In our context, the design of a metric that is specific to the manifold of positive definite or positive definite Toeplitz matrices could have an impact on everything that let us design and know better the measurement matrix used in actual hardware i.e. blind deconvolution or calibration. It could also have an impact detection in systems other than radar such as the recent compressive hardware such as the lightfield and time of flights cameras or even random system systems.... to be continued.

Merry Christmas y'all.

PS: As a passing note, I noted in 2007 thaT Nick Trefethen HAD pointed out that both some Random matrices and Toeplitz matrices have large pseudo-spectra:

The eigenvalues of finite banded Toeplitz matrices lie on curves in the complex plane that have been characterized by Schmidt and Spitzer [SS60]. In contrast, the spectrum of the corresponding infinite dimensional Toeplitz operator is the set of points in the complex plane that a(T) encloses with non-zero winding number; see Theorem 1.17 of [BS99]. The limit of the spectrum of banded Toeplitz matrices as the dimension goes to infinity is thus typically very different from the spectrum of the limit.
This uncomfortable situation can be resolved by considering the behavior of pseudospectra.
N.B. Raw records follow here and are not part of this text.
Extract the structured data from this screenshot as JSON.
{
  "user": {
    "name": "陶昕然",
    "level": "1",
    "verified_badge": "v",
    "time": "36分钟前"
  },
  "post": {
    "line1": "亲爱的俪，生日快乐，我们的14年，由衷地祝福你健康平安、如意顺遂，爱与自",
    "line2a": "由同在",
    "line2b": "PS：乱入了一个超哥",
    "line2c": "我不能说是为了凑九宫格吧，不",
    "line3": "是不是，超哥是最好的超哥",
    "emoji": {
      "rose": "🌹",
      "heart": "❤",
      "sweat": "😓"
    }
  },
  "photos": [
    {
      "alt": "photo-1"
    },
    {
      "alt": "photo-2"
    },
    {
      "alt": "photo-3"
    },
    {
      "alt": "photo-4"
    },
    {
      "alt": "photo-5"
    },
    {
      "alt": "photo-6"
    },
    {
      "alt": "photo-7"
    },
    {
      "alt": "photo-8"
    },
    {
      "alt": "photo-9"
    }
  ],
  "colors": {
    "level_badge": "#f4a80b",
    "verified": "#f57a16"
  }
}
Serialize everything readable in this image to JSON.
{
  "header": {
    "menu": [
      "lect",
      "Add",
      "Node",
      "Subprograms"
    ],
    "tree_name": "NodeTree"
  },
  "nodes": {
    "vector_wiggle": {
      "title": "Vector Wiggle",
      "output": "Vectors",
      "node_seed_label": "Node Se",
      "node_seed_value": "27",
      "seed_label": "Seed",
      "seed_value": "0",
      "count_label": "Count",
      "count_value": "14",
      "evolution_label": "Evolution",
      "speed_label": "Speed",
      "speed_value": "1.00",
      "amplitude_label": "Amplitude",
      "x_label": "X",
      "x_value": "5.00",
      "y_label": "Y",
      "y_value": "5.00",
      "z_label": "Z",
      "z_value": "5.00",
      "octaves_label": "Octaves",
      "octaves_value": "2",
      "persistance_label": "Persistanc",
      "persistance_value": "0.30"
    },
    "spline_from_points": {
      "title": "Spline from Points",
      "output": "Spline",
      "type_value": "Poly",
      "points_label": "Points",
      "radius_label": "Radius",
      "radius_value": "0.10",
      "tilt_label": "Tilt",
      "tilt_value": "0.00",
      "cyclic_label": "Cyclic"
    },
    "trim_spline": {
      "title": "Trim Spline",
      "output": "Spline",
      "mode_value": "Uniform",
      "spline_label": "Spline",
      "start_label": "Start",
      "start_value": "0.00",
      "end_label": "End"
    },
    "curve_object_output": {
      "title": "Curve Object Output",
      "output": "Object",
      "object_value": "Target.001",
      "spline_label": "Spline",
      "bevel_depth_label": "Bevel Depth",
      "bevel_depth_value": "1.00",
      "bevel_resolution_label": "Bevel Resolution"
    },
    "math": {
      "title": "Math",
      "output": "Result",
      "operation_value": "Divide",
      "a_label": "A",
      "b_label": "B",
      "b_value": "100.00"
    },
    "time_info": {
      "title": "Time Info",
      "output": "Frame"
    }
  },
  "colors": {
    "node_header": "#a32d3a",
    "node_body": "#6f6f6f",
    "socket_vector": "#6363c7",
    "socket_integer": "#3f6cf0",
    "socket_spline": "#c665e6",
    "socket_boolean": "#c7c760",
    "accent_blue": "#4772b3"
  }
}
Though the eigenvalues of the finite Toeplitz matrices may fall on curves in the complex plane, Landau [Lan75], Reichel and Trefethen [RT92b], and Böttcher [Böt94] have observed that the resolvent norm ||(zI-TN)-1|| grows exponentially in the matrix dimension for all z in the interior of the spectrum of the corresponding infinite dimensional operator. (As a result, it is difficult to accurately compute eigenvalues of non-symmetric banded Toeplitz matrices even for matrices of relatively modest dimensions, and this signals a warning against basing analysis of finite Toeplitz matrices based on eigenvalues alone.) Furthermore the above cited authors also concluded that the pseudospectra of TN converge to the pseudospectra of T.